The 41-year-old Escobar, the head of the murderous Medellin drug cartel, had been in hiding for several years but gave up after the government promised leniency for his drug-related crimes and an elected assembly rewrote Colombia's constitution to outlaw the extradition of Colombians to stand trial abroad.The threat of extradition to the United States for drug crimes has been the most potent weapon in the hands of Colombian officials. Enormously wealthy and powerful drug barons - who have intimidated or bribed many government officials and killed dozens of judges - have little to fear from Colombia's laws.
Incredible as it may seem, until the leniency program offered by Colombia in recent weeks, no major Colombian drug trafficker had been successfully convicted and served prison time in that country. But 49 of them have been extradited to the United States and are serving lengthy prison terms, in some cases, life sentences.
In an effort to get rid of the extradition law, drug cartels - calling themselves "The Extraditables" - launched a murderous war against the Colombian government two years ago, engaging in bombings and assassinations that demoralized much of the country.
Even the elected assembly that wiped out the extradition law was subject to threats. In April, pro-extradition delegates got copies of a letter listing the many officials who had been murdered for favoring the practice. The letters said, "You have joined our list of honor."
Escobar, who faced eight indictments in the United States, has crushed anyone who got in his way. He was wanted in Colombia for the assassinations of a justice minister, an attorney general, a newspaper publisher, and three presidential candidates. Those are just some of his better-known slayings.
The drug cartel is blamed in the blowing up of a domestic jetliner, killing 107 people, and in the murder of 300 Medellin police last year, an incredible 10 percent of the city's police force.
Yet this is someone to whom the Colombian government is offering leniency. The coddling of Escobar does not indicate any desire to vigorously prosecute and punish a murderous thug.

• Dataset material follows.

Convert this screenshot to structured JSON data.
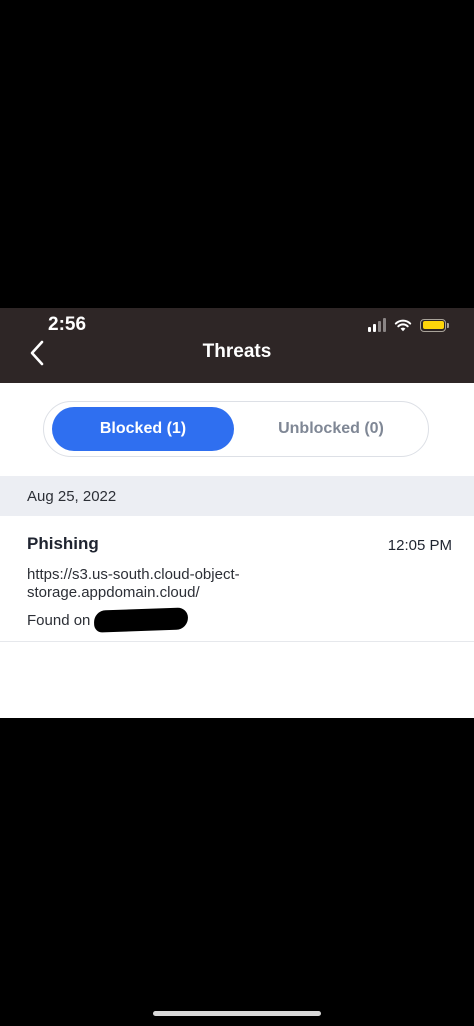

Pending trial, Escobar has been sent to a luxurious, specially constructed ranch style "jail" in his hometown. It features roomy "cells," private baths, gardens, a soccer field and many other amenities. Escobar also demanded - and got - a guarantee that security around the prison would be provided by the army, rather than anti-drug police.

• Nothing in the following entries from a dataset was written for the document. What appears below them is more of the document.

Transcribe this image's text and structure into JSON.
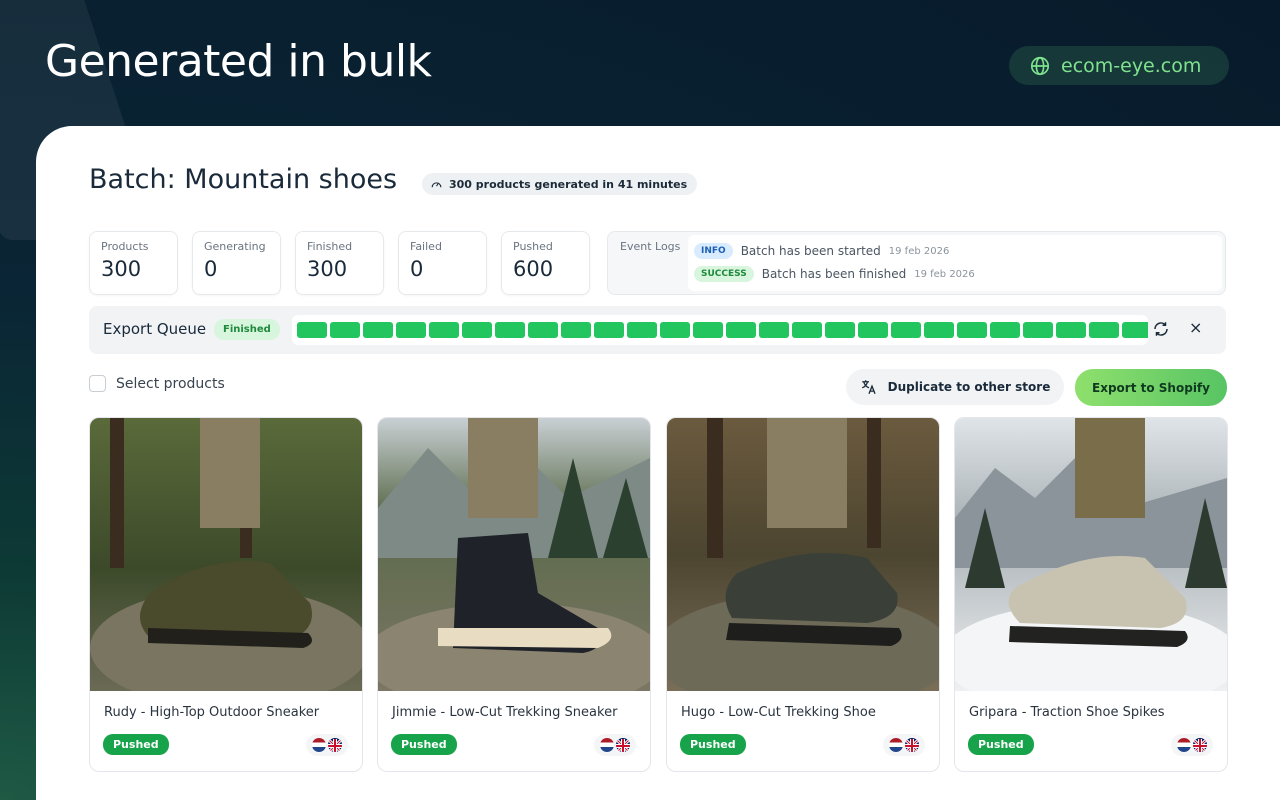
{
  "hero": {
    "headline": "Generated in bulk",
    "domain": "ecom-eye.com",
    "domain_icon": "globe-icon"
  },
  "batch": {
    "title": "Batch: Mountain shoes",
    "generated_summary": "300 products generated in 41 minutes",
    "summary_icon": "gauge-icon"
  },
  "stats": [
    {
      "label": "Products",
      "value": "300"
    },
    {
      "label": "Generating",
      "value": "0"
    },
    {
      "label": "Finished",
      "value": "300"
    },
    {
      "label": "Failed",
      "value": "0"
    },
    {
      "label": "Pushed",
      "value": "600"
    }
  ],
  "event_logs": {
    "label": "Event Logs",
    "entries": [
      {
        "level": "INFO",
        "message": "Batch has been started",
        "date": "19 feb 2026"
      },
      {
        "level": "SUCCESS",
        "message": "Batch has been finished",
        "date": "19 feb 2026"
      }
    ]
  },
  "export_queue": {
    "title": "Export Queue",
    "status": "Finished",
    "progress": 1.0,
    "segments_visible": 26,
    "refresh_icon": "refresh-icon",
    "close_icon": "close-icon",
    "close_glyph": "×"
  },
  "toolbar": {
    "select_label": "Select products",
    "duplicate_label": "Duplicate to other store",
    "duplicate_icon": "translate-icon",
    "export_label": "Export to Shopify"
  },
  "products": [
    {
      "name": "Rudy - High-Top Outdoor Sneaker",
      "status": "Pushed",
      "flags": [
        "nl",
        "gb"
      ]
    },
    {
      "name": "Jimmie - Low-Cut Trekking Sneaker",
      "status": "Pushed",
      "flags": [
        "nl",
        "gb"
      ]
    },
    {
      "name": "Hugo - Low-Cut Trekking Shoe",
      "status": "Pushed",
      "flags": [
        "nl",
        "gb"
      ]
    },
    {
      "name": "Gripara - Traction Shoe Spikes",
      "status": "Pushed",
      "flags": [
        "nl",
        "gb"
      ]
    }
  ],
  "colors": {
    "accent_green": "#22c55e",
    "pushed_green": "#16a34a",
    "domain_text": "#7fe38e"
  }
}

Apparently this would make it easier for billionaire Escobar to run his drug empire from within the jail. Three of Escobar's associates, who surrendered under the leniency program several months ago, have continued to supervise drug operations from behind bars without any problem. Inside his loosely guarded country club jail, Escobar is not likely to have any difficulty, either. Small wonder that he and others in the drug cartel have been so willing to surrender.

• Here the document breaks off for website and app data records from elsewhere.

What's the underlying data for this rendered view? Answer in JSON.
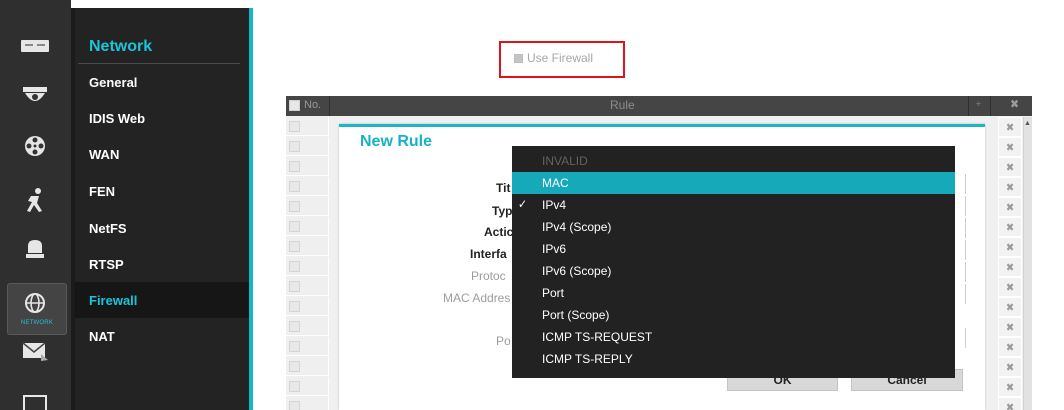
{
  "nav": {
    "rail_icons": [
      "system-icon",
      "camera-icon",
      "record-icon",
      "event-icon",
      "device-icon",
      "network-icon",
      "notification-icon",
      "display-icon"
    ],
    "active_rail_label": "NETWORK",
    "section_title": "Network",
    "items": [
      {
        "label": "General"
      },
      {
        "label": "IDIS Web"
      },
      {
        "label": "WAN"
      },
      {
        "label": "FEN"
      },
      {
        "label": "NetFS"
      },
      {
        "label": "RTSP"
      },
      {
        "label": "Firewall",
        "active": true
      },
      {
        "label": "NAT"
      }
    ]
  },
  "firewall": {
    "use_firewall_label": "Use Firewall",
    "use_firewall_checked": true
  },
  "table": {
    "columns": {
      "no": "No.",
      "rule": "Rule",
      "sort": "÷",
      "delete": "✖"
    },
    "row_count": 15
  },
  "dialog": {
    "title": "New Rule",
    "labels": {
      "title": "Tit",
      "type": "Typ",
      "action": "Actic",
      "interface": "Interfa",
      "protocol": "Protoc",
      "mac_address": "MAC Addres",
      "port": "Po"
    },
    "ok_label": "OK",
    "cancel_label": "Cancel"
  },
  "dropdown": {
    "selected": "IPv4",
    "highlighted": "MAC",
    "options": [
      {
        "label": "INVALID",
        "disabled": true
      },
      {
        "label": "MAC",
        "highlight": true
      },
      {
        "label": "IPv4",
        "checked": true
      },
      {
        "label": "IPv4 (Scope)"
      },
      {
        "label": "IPv6"
      },
      {
        "label": "IPv6 (Scope)"
      },
      {
        "label": "Port"
      },
      {
        "label": "Port (Scope)"
      },
      {
        "label": "ICMP TS-REQUEST"
      },
      {
        "label": "ICMP TS-REPLY"
      }
    ],
    "check_glyph": "✓"
  },
  "colors": {
    "accent": "#16b6c9",
    "highlight_red": "#e0121b",
    "sidebar_bg": "#232323",
    "dropdown_bg": "#222222"
  }
}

No matter how good a face Colombian officials try to put on their actions, this is a sad time. The leniency program and the outlawing of extradition amount to a shameful abdication to wealthy criminal forces.